Okay, so you don’t care. You tell me you don’t have sex too much and that is kind of like birth control. It isn’t. It might be if it took having sex five times to have a kid, but it only takes one, so you are very likely to get pregnant. Once you get pregnant, the child is your responsibility for life. This should be taken seriously — it isn’t always a bundle of joy and not all “moms” are equipped to handle the stress. If you try to murder the kid you are in worse trouble — yes I have seen girls who have tried that one. Sometimes the baby-daddy will marry you. This does not necessarily mean happiness — you probably never were thinking of him as a baby-daddy anyway, just a guy who wanted sex and you didn’t feel like fighting with him. Maybe it felt good at the time, but that was then and this is now. If you decide to bring up the child on your own, this single-mother bit is no picnic. Sure, you got a cute little baby who loves your breast or bottle or whatever. You might not want to think about it now, but in fifteen years or so, you are at high risk to end up with a juvenile delinquent who puts bricks through windows(or worse) and you are responsible.

You MUST take charge of your life. I mean, when someone who sees me tells me she practices birth control, I applaud her – Literally, I clap my hands. It means you value yourself enough to take charge of your life. It means you know at least a little bit about who you are and what you want to do. Most things you would like to do are a lot harder if you need to pay for babysitting, child care, or someone to pick up your human responsibility from school when you would rather be enjoying personal time. I mean, this is the 21st century, and you can do all kinds of stuff to make sure you do not turn into a parent. Don’t bother telling me you don’t want “the pill” because you will never remember to take it every day. I can tell you all about injections, implants, painless stuff to install in your lady-plumbing. There are lots of ways to do birth control.

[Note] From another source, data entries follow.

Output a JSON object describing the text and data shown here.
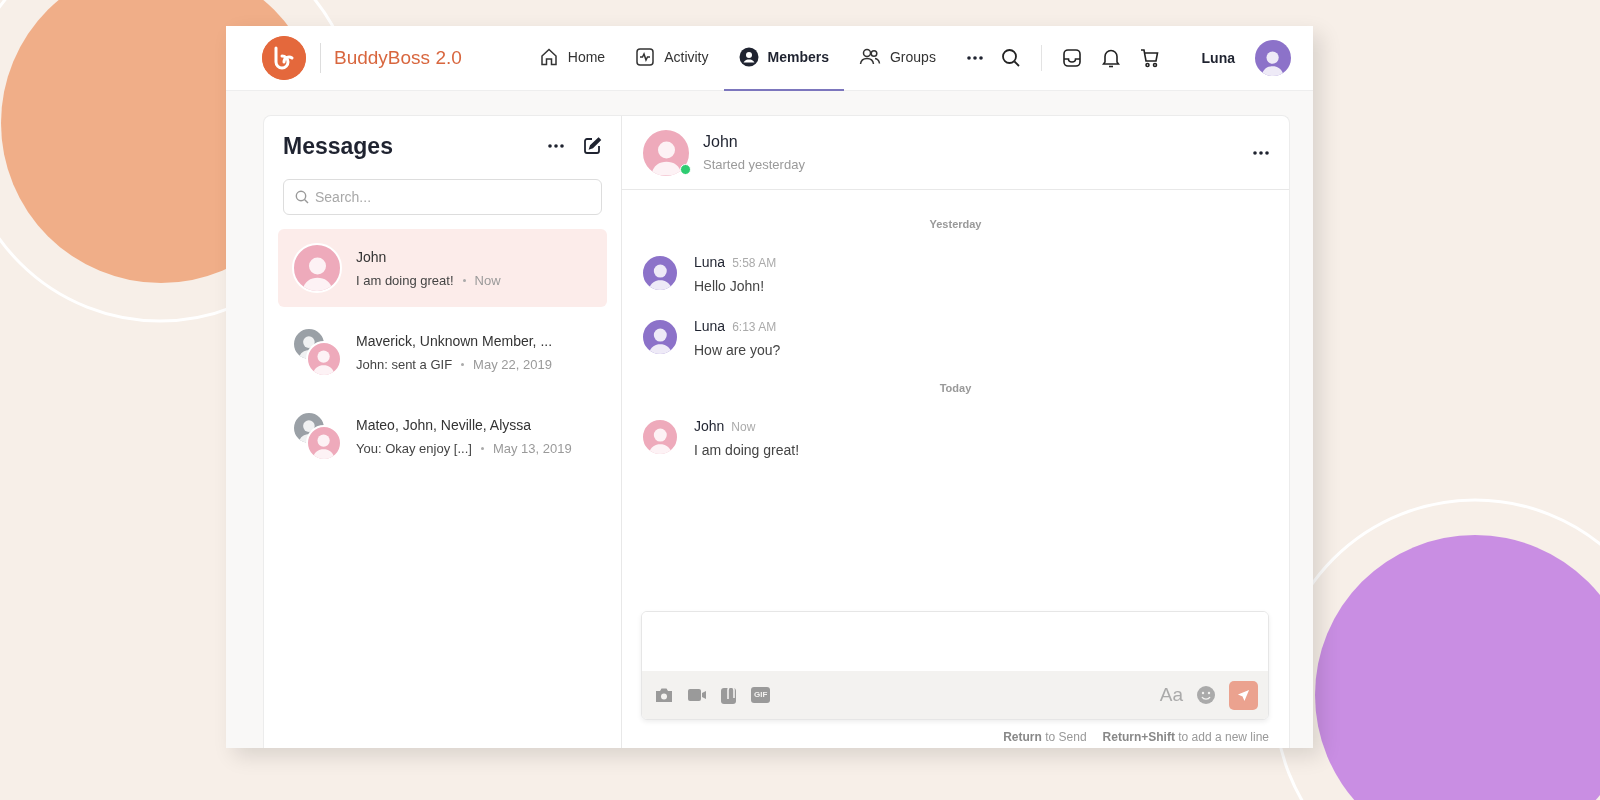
{
  "brand": {
    "name": "BuddyBoss 2.0"
  },
  "nav": [
    {
      "kind": "home",
      "label": "Home",
      "selected": false
    },
    {
      "kind": "activity",
      "label": "Activity",
      "selected": false
    },
    {
      "kind": "members",
      "label": "Members",
      "selected": true
    },
    {
      "kind": "groups",
      "label": "Groups",
      "selected": false
    }
  ],
  "user": {
    "name": "Luna"
  },
  "messages_panel": {
    "title": "Messages",
    "search": {
      "placeholder": "Search..."
    },
    "threads": [
      {
        "kind": "single",
        "name": "John",
        "preview": "I am doing great!",
        "time": "Now",
        "selected": true
      },
      {
        "kind": "group",
        "name": "Maverick, Unknown Member, ...",
        "preview": "John: sent a GIF",
        "time": "May 22, 2019",
        "selected": false
      },
      {
        "kind": "group",
        "name": "Mateo, John, Neville, Alyssa",
        "preview": "You: Okay enjoy [...]",
        "time": "May 13, 2019",
        "selected": false
      }
    ]
  },
  "chat": {
    "name": "John",
    "subtitle": "Started yesterday",
    "online": true,
    "feed": [
      {
        "kind": "divider",
        "label": "Yesterday"
      },
      {
        "kind": "message",
        "sender": "Luna",
        "time": "5:58 AM",
        "text": "Hello John!"
      },
      {
        "kind": "message",
        "sender": "Luna",
        "time": "6:13 AM",
        "text": "How are you?"
      },
      {
        "kind": "divider",
        "label": "Today"
      },
      {
        "kind": "message",
        "sender": "John",
        "time": "Now",
        "text": "I am doing great!"
      }
    ]
  },
  "composer": {
    "tools": [
      {
        "kind": "camera"
      },
      {
        "kind": "video"
      },
      {
        "kind": "attachment"
      },
      {
        "kind": "gif",
        "label": "GIF"
      }
    ],
    "format_label": "Aa",
    "hints": [
      "**Return** to Send",
      "**Return+Shift** to add a new line"
    ]
  }
}
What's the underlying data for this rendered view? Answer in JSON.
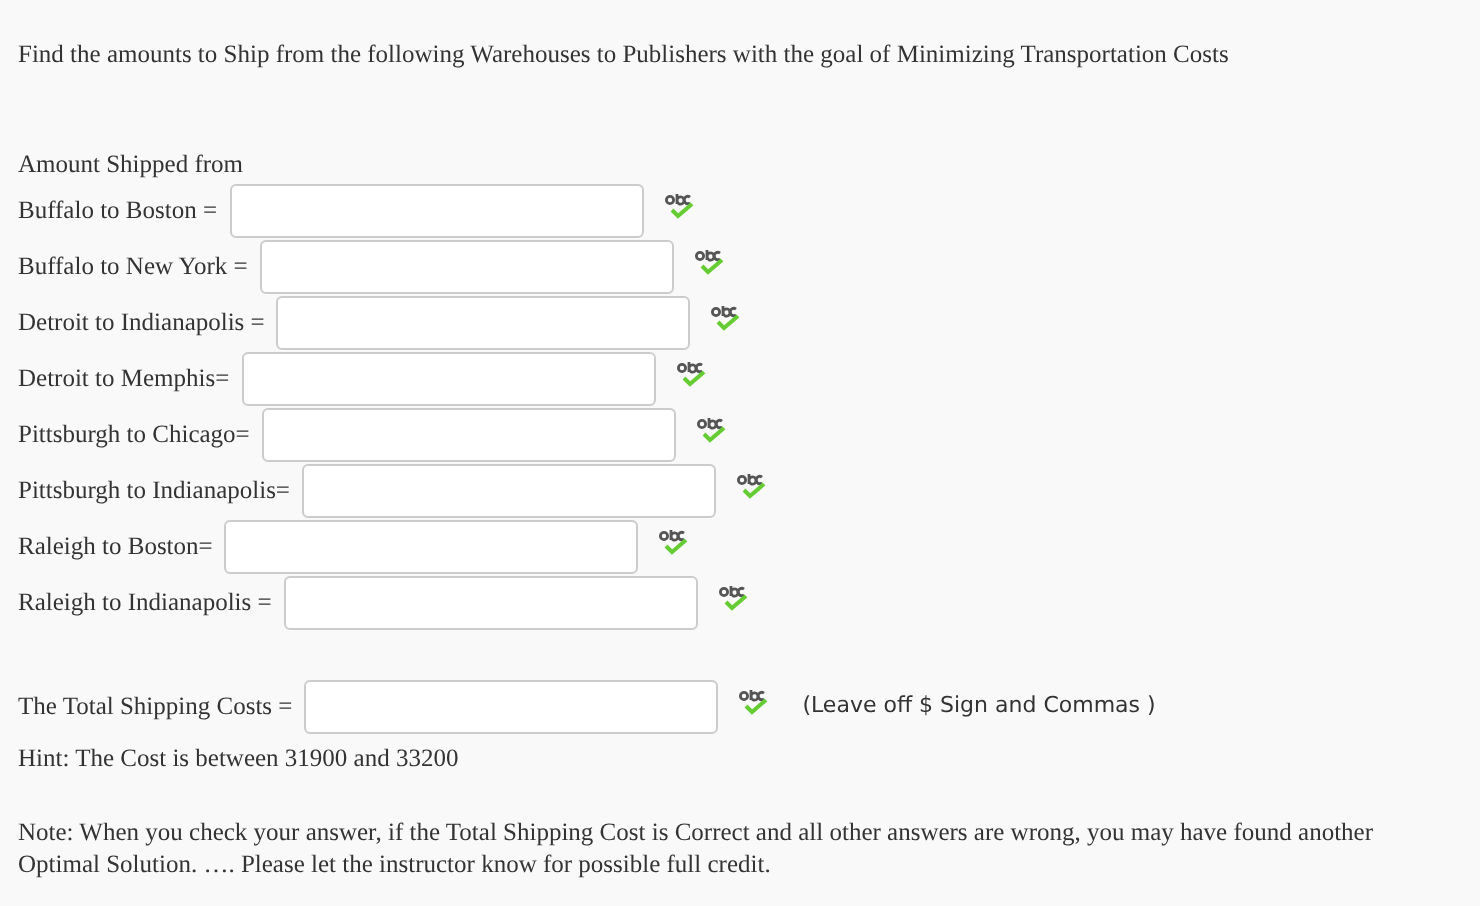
{
  "heading": "Find the amounts to Ship from the following Warehouses to Publishers with the goal of Minimizing Transportation Costs",
  "section_label": "Amount Shipped from",
  "fields": [
    {
      "label": "Buffalo to Boston ="
    },
    {
      "label": "Buffalo to New York ="
    },
    {
      "label": "Detroit to Indianapolis ="
    },
    {
      "label": "Detroit to Memphis="
    },
    {
      "label": "Pittsburgh to Chicago="
    },
    {
      "label": "Pittsburgh to Indianapolis="
    },
    {
      "label": "Raleigh to Boston="
    },
    {
      "label": "Raleigh to Indianapolis ="
    }
  ],
  "total": {
    "label": "The Total Shipping Costs =",
    "note": "(Leave off $ Sign and Commas )"
  },
  "hint": "Hint: The Cost is between 31900 and 33200",
  "note": "Note: When you check your answer, if the Total Shipping Cost is Correct and all other answers are wrong, you may have found another Optimal Solution. …. Please let the instructor know for possible full credit."
}
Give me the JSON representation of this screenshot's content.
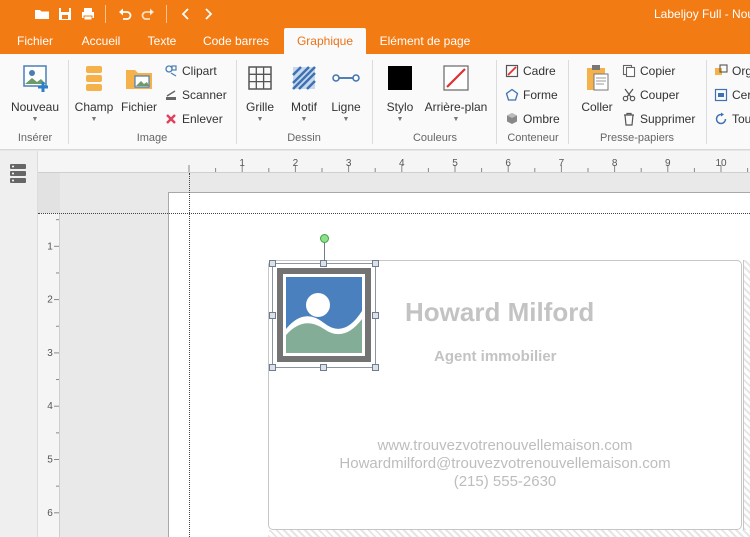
{
  "window": {
    "title": "Labeljoy Full - Nou"
  },
  "tabs": [
    {
      "label": "Fichier"
    },
    {
      "label": "Accueil"
    },
    {
      "label": "Texte"
    },
    {
      "label": "Code barres"
    },
    {
      "label": "Graphique"
    },
    {
      "label": "Elément de page"
    }
  ],
  "active_tab": "Graphique",
  "ribbon": {
    "inserer": {
      "nouveau": "Nouveau",
      "group_label": "Insérer"
    },
    "image": {
      "champ": "Champ",
      "fichier": "Fichier",
      "clipart": "Clipart",
      "scanner": "Scanner",
      "enlever": "Enlever",
      "group_label": "Image"
    },
    "dessin": {
      "grille": "Grille",
      "motif": "Motif",
      "ligne": "Ligne",
      "group_label": "Dessin"
    },
    "couleurs": {
      "stylo": "Stylo",
      "arriere_plan": "Arrière-plan",
      "group_label": "Couleurs"
    },
    "conteneur": {
      "cadre": "Cadre",
      "forme": "Forme",
      "ombre": "Ombre",
      "group_label": "Conteneur"
    },
    "presse_papiers": {
      "coller": "Coller",
      "copier": "Copier",
      "couper": "Couper",
      "supprimer": "Supprimer",
      "group_label": "Presse-papiers"
    },
    "partial": {
      "org": "Org",
      "cer": "Cer",
      "tou": "Tou"
    }
  },
  "rulers": {
    "horizontal": [
      "1",
      "2",
      "3",
      "4",
      "5",
      "6",
      "7",
      "8",
      "9",
      "10"
    ],
    "vertical": [
      "1",
      "2",
      "3",
      "4",
      "5",
      "6"
    ]
  },
  "label": {
    "name": "Howard Milford",
    "job": "Agent immobilier",
    "website": "www.trouvezvotrenouvellemaison.com",
    "email": "Howardmilford@trouvezvotrenouvellemaison.com",
    "phone": "(215) 555-2630"
  },
  "colors": {
    "accent": "#f37b13",
    "tab_active_text": "#e8731a",
    "label_text": "#c3c3c3"
  },
  "icons": {
    "open": "folder-icon",
    "save": "save-icon",
    "print": "print-icon",
    "undo": "undo-icon",
    "redo": "redo-icon",
    "back": "chevron-left-icon",
    "forward": "chevron-right-icon",
    "layers": "layers-icon"
  }
}
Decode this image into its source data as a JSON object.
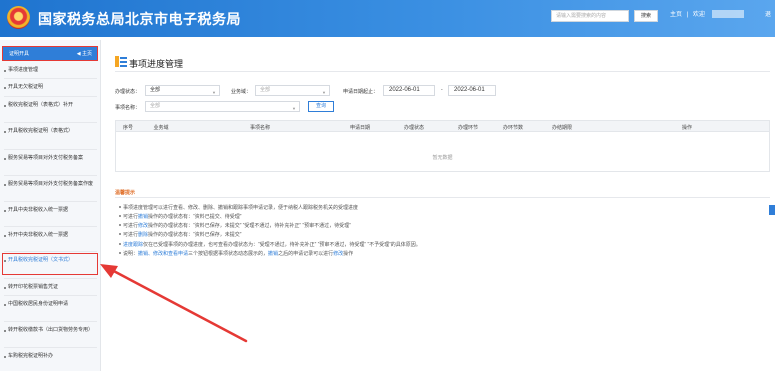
{
  "header": {
    "site_title": "国家税务总局北京市电子税务局",
    "search_placeholder": "请输入需要搜索的内容",
    "search_button": "搜索",
    "home_link": "主页",
    "welcome": "欢迎",
    "right_text": "退"
  },
  "sidebar": {
    "header_label": "证明开具",
    "home_label": "主页",
    "items": [
      "事项进度管理",
      "开具无欠税证明",
      "税收完税证明（表格式）补开",
      "开具税收完税证明（表格式）",
      "服务贸易等项目对外支付税务备案",
      "服务贸易等项目对外支付税务备案作废",
      "开具中央非税收入统一票据",
      "补开中央非税收入统一票据",
      "开具税收完税证明（文书式）",
      "转开印花税票销售凭证",
      "中国税收居民身份证明申请",
      "转开税收缴款书（出口货物劳务专用）",
      "车购税完税证明补办"
    ]
  },
  "page": {
    "title": "事项进度管理"
  },
  "filters": {
    "status_label": "办理状态：",
    "status_value": "全部",
    "domain_label": "业务域：",
    "domain_placeholder": "全部",
    "date_label": "申请日期起止：",
    "date_from": "2022-06-01",
    "date_sep": "-",
    "date_to": "2022-06-01",
    "name_label": "事项名称：",
    "name_placeholder": "全部",
    "query_button": "查询"
  },
  "table": {
    "columns": [
      "序号",
      "业务域",
      "事项名称",
      "申请日期",
      "办理状态",
      "办理环节",
      "办环节数",
      "办结期限",
      "操作"
    ],
    "empty_text": "暂无数据"
  },
  "tips": {
    "title": "温馨提示",
    "lines": [
      [
        "事项进度管理可以进行查看、修改、删除、撤销和跟踪事项申请记录，便于纳税人跟踪税务机关的受理进度",
        ""
      ],
      [
        "可进行",
        "撤销",
        "操作的办理状态有：“资料已提交、待受理”"
      ],
      [
        "可进行",
        "修改",
        "操作的办理状态有：“资料已保存，未提交”  “受理不通过，待补充补正”  “预审不通过，待受理”"
      ],
      [
        "可进行",
        "删除",
        "操作的办理状态有：“资料已保存，未提交”"
      ],
      [
        "",
        "进度跟踪",
        "仅在已受理事项的办理进度，也可查看办理状态为：“受理不通过，待补充补正”  “预审不通过，待受理”  “不予受理”的具体原因。"
      ],
      [
        "说明：",
        "撤销、修改和查看申请",
        "三个按钮根据事项状态动态展示的，",
        "撤销",
        "之后的申请记录可以进行",
        "修改",
        "操作"
      ]
    ]
  },
  "colors": {
    "header_bg": "#2f7ed8",
    "accent": "#2f7ed8",
    "highlight_border": "#e53935",
    "tip_title": "#e0702b"
  }
}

There are some wise people who know all about this at Planned Parenthood. They have offices everyplace, and those angels do it free, so you can’t avoid it by complaining that you can’t afford it. Maybe you believe in a religion where birth control is against your religion. My answer is that if your religion doesn’t allow birth control, it probably also doesn’t allow sleeping with people you are not married to. So what you got, honey, sounds like an excuse for being too lazy to say “no” to guys or to get birth control. That does not sound much like a religion to me.

There is even a thing called a “morning after pill,” if you think there is any chance you could have gotten pregnant the night before, you go to the pharmacist, even if you are underage, and see what can be done. Incidentally, you don’t want to have a baby while you are on psychiatric medicines. If the little bitty guy spontaneously aborts you are really lucky, because you can get all kinds of bad malformations, even with really common medicines. You have absolutely nothing to lose by checking out birth control. Go get birth control. Please.

Author's Bio: 

Estelle Toby Goldstein, M.D. is certified by the American Board of Psychiatry and Neurology and is licensed to practice in the state of California. She holds a valid license from the DEA to write prescriptions, but is an expert in nutritional therapies involving vitamins, minerals, amino acids and other cutting-edge treatments.

A native of Boston, she graduated from medical school in France, and after returning the US, did her internship in general surgery and residencies in neurosurgery and psychiatry. She has also done fellowships in neurology in Edmonton, Alberta, Canada and psychopharmacology at the University of Kansas, Wichita.

She calls her current practice “Natural Alternative Mind-Body Medicine” and chiefly concentrates on transitioning patients away from prescription drugs and onto natural substances. She is also a master practitioner of Emotional Freedom Technique, a powerful and dynamic form of energy psychology that usually brings quicker results than traditional psychotherapy.

A proud veteran, she has served as psychiatrist to the 82nd Airborne in Ft. Bragg, NC while in the U.S. Army and worked in the VA Hospital system in several states.

After her Army service, she held faculty posts in both University of Kansas and University of Oklahoma schools of medicine.

Dr. Goldstein is in demand as a public speaker and a media guest, and has written an advice column in a major market daily newspaper and hosted a weekly call-in radio show on one of the national networks. She now lives in the Napa Valley of Northern California with her husband and business partner, Wade B. Ward.